Information supplied
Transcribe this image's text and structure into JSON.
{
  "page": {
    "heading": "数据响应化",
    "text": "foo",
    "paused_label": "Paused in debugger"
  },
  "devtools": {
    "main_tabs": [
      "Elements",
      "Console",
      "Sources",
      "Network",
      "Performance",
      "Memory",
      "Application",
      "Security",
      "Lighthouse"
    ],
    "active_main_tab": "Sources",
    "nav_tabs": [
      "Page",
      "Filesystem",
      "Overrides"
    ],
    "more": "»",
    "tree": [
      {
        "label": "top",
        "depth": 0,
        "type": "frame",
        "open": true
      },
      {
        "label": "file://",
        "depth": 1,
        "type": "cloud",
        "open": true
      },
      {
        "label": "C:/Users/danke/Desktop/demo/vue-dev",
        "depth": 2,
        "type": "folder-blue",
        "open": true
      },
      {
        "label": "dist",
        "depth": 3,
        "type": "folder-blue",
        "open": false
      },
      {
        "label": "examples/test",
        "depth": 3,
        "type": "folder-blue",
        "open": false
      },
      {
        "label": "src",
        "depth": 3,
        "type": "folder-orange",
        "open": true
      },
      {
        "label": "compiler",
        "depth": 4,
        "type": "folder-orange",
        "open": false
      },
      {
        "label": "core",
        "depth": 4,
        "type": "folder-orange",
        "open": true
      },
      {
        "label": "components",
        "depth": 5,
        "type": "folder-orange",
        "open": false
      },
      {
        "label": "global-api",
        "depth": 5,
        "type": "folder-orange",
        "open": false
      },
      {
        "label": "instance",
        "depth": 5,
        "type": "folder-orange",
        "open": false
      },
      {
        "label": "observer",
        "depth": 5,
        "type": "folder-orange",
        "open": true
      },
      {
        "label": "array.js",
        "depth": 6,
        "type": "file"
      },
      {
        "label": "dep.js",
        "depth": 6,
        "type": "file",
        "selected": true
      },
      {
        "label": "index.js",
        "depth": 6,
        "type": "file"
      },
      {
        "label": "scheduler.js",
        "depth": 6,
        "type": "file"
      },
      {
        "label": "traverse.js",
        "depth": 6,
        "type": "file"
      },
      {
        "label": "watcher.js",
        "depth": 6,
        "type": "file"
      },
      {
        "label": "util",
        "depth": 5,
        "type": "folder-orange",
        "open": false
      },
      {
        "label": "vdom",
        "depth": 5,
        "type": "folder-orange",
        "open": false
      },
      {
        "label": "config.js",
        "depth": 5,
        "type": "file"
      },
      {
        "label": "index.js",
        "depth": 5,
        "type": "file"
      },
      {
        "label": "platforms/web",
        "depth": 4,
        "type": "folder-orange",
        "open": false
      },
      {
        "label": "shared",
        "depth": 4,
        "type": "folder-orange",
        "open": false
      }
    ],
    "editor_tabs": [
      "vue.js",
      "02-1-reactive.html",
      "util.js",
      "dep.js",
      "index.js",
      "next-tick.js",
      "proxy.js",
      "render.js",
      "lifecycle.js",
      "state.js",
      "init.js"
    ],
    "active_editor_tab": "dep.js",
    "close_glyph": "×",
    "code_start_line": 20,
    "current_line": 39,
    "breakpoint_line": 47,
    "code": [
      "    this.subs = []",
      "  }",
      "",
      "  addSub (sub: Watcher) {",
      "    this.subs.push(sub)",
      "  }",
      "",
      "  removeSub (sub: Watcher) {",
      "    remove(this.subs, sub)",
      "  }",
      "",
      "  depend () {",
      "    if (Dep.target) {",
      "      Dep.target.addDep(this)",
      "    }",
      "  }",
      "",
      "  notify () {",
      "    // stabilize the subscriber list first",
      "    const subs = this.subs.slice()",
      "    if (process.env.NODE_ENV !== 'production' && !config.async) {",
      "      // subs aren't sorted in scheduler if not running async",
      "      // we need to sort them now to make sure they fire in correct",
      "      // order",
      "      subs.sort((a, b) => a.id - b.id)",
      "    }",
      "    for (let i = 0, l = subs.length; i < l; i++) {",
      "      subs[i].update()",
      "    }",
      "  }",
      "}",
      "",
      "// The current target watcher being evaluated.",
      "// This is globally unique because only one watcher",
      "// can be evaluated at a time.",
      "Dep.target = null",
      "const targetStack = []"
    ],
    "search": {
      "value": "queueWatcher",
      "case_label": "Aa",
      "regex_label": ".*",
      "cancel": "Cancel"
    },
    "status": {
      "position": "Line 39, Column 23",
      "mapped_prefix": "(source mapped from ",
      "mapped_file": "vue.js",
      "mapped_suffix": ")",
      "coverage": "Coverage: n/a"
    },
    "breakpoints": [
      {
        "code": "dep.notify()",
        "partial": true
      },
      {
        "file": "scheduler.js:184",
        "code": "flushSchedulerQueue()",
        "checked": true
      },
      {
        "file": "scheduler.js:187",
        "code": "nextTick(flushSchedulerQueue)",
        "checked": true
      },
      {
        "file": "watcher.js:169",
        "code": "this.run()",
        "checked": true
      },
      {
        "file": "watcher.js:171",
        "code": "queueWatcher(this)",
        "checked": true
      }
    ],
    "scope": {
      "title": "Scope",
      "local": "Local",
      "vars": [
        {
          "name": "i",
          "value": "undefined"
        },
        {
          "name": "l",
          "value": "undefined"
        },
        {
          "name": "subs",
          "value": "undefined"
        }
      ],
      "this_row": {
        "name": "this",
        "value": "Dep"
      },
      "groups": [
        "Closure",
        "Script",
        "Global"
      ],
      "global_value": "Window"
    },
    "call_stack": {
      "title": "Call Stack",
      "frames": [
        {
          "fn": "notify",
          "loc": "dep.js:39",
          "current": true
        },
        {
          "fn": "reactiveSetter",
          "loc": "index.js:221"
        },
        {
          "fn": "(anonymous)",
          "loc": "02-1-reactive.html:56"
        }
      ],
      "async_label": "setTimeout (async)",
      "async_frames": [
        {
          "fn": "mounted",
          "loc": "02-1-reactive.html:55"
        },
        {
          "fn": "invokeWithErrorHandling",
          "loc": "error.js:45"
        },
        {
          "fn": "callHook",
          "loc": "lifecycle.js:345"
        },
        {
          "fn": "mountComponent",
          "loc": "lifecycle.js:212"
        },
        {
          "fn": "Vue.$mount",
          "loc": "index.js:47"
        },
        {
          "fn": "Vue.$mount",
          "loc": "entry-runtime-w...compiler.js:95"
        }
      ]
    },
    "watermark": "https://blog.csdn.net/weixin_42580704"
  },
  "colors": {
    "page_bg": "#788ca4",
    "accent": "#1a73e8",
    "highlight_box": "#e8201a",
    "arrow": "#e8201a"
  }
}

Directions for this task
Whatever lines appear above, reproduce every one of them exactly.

Solved exercise
Transcribe this image's text and structure into JSON.
{
  "page": {
    "heading": "数据响应化",
    "text": "foo",
    "paused_label": "Paused in debugger"
  },
  "devtools": {
    "main_tabs": [
      "Elements",
      "Console",
      "Sources",
      "Network",
      "Performance",
      "Memory",
      "Application",
      "Security",
      "Lighthouse"
    ],
    "active_main_tab": "Sources",
    "nav_tabs": [
      "Page",
      "Filesystem",
      "Overrides"
    ],
    "more": "»",
    "tree": [
      {
        "label": "top",
        "depth": 0,
        "type": "frame",
        "open": true
      },
      {
        "label": "file://",
        "depth": 1,
        "type": "cloud",
        "open": true
      },
      {
        "label": "C:/Users/danke/Desktop/demo/vue-dev",
        "depth": 2,
        "type": "folder-blue",
        "open": true
      },
      {
        "label": "dist",
        "depth": 3,
        "type": "folder-blue",
        "open": false
      },
      {
        "label": "examples/test",
        "depth": 3,
        "type": "folder-blue",
        "open": false
      },
      {
        "label": "src",
        "depth": 3,
        "type": "folder-orange",
        "open": true
      },
      {
        "label": "compiler",
        "depth": 4,
        "type": "folder-orange",
        "open": false
      },
      {
        "label": "core",
        "depth": 4,
        "type": "folder-orange",
        "open": true
      },
      {
        "label": "components",
        "depth": 5,
        "type": "folder-orange",
        "open": false
      },
      {
        "label": "global-api",
        "depth": 5,
        "type": "folder-orange",
        "open": false
      },
      {
        "label": "instance",
        "depth": 5,
        "type": "folder-orange",
        "open": false
      },
      {
        "label": "observer",
        "depth": 5,
        "type": "folder-orange",
        "open": true
      },
      {
        "label": "array.js",
        "depth": 6,
        "type": "file"
      },
      {
        "label": "dep.js",
        "depth": 6,
        "type": "file",
        "selected": true
      },
      {
        "label": "index.js",
        "depth": 6,
        "type": "file"
      },
      {
        "label": "scheduler.js",
        "depth": 6,
        "type": "file"
      },
      {
        "label": "traverse.js",
        "depth": 6,
        "type": "file"
      },
      {
        "label": "watcher.js",
        "depth": 6,
        "type": "file"
      },
      {
        "label": "util",
        "depth": 5,
        "type": "folder-orange",
        "open": false
      },
      {
        "label": "vdom",
        "depth": 5,
        "type": "folder-orange",
        "open": false
      },
      {
        "label": "config.js",
        "depth": 5,
        "type": "file"
      },
      {
        "label": "index.js",
        "depth": 5,
        "type": "file"
      },
      {
        "label": "platforms/web",
        "depth": 4,
        "type": "folder-orange",
        "open": false
      },
      {
        "label": "shared",
        "depth": 4,
        "type": "folder-orange",
        "open": false
      }
    ],
    "editor_tabs": [
      "vue.js",
      "02-1-reactive.html",
      "util.js",
      "dep.js",
      "index.js",
      "next-tick.js",
      "proxy.js",
      "render.js",
      "lifecycle.js",
      "state.js",
      "init.js"
    ],
    "active_editor_tab": "dep.js",
    "close_glyph": "×",
    "code_start_line": 20,
    "current_line": 39,
    "breakpoint_line": 47,
    "code": [
      "    this.subs = []",
      "  }",
      "",
      "  addSub (sub: Watcher) {",
      "    this.subs.push(sub)",
      "  }",
      "",
      "  removeSub (sub: Watcher) {",
      "    remove(this.subs, sub)",
      "  }",
      "",
      "  depend () {",
      "    if (Dep.target) {",
      "      Dep.target.addDep(this)",
      "    }",
      "  }",
      "",
      "  notify () {",
      "    // stabilize the subscriber list first",
      "    const subs = this.subs.slice()",
      "    if (process.env.NODE_ENV !== 'production' && !config.async) {",
      "      // subs aren't sorted in scheduler if not running async",
      "      // we need to sort them now to make sure they fire in correct",
      "      // order",
      "      subs.sort((a, b) => a.id - b.id)",
      "    }",
      "    for (let i = 0, l = subs.length; i < l; i++) {",
      "      subs[i].update()",
      "    }",
      "  }",
      "}",
      "",
      "// The current target watcher being evaluated.",
      "// This is globally unique because only one watcher",
      "// can be evaluated at a time.",
      "Dep.target = null",
      "const targetStack = []"
    ],
    "search": {
      "value": "queueWatcher",
      "case_label": "Aa",
      "regex_label": ".*",
      "cancel": "Cancel"
    },
    "status": {
      "position": "Line 39, Column 23",
      "mapped_prefix": "(source mapped from ",
      "mapped_file": "vue.js",
      "mapped_suffix": ")",
      "coverage": "Coverage: n/a"
    },
    "breakpoints": [
      {
        "code": "dep.notify()",
        "partial": true
      },
      {
        "file": "scheduler.js:184",
        "code": "flushSchedulerQueue()",
        "checked": true
      },
      {
        "file": "scheduler.js:187",
        "code": "nextTick(flushSchedulerQueue)",
        "checked": true
      },
      {
        "file": "watcher.js:169",
        "code": "this.run()",
        "checked": true
      },
      {
        "file": "watcher.js:171",
        "code": "queueWatcher(this)",
        "checked": true
      }
    ],
    "scope": {
      "title": "Scope",
      "local": "Local",
      "vars": [
        {
          "name": "i",
          "value": "undefined"
        },
        {
          "name": "l",
          "value": "undefined"
        },
        {
          "name": "subs",
          "value": "undefined"
        }
      ],
      "this_row": {
        "name": "this",
        "value": "Dep"
      },
      "groups": [
        "Closure",
        "Script",
        "Global"
      ],
      "global_value": "Window"
    },
    "call_stack": {
      "title": "Call Stack",
      "frames": [
        {
          "fn": "notify",
          "loc": "dep.js:39",
          "current": true
        },
        {
          "fn": "reactiveSetter",
          "loc": "index.js:221"
        },
        {
          "fn": "(anonymous)",
          "loc": "02-1-reactive.html:56"
        }
      ],
      "async_label": "setTimeout (async)",
      "async_frames": [
        {
          "fn": "mounted",
          "loc": "02-1-reactive.html:55"
        },
        {
          "fn": "invokeWithErrorHandling",
          "loc": "error.js:45"
        },
        {
          "fn": "callHook",
          "loc": "lifecycle.js:345"
        },
        {
          "fn": "mountComponent",
          "loc": "lifecycle.js:212"
        },
        {
          "fn": "Vue.$mount",
          "loc": "index.js:47"
        },
        {
          "fn": "Vue.$mount",
          "loc": "entry-runtime-w...compiler.js:95"
        }
      ]
    },
    "watermark": "https://blog.csdn.net/weixin_42580704"
  },
  "colors": {
    "page_bg": "#788ca4",
    "accent": "#1a73e8",
    "highlight_box": "#e8201a",
    "arrow": "#e8201a"
  }
}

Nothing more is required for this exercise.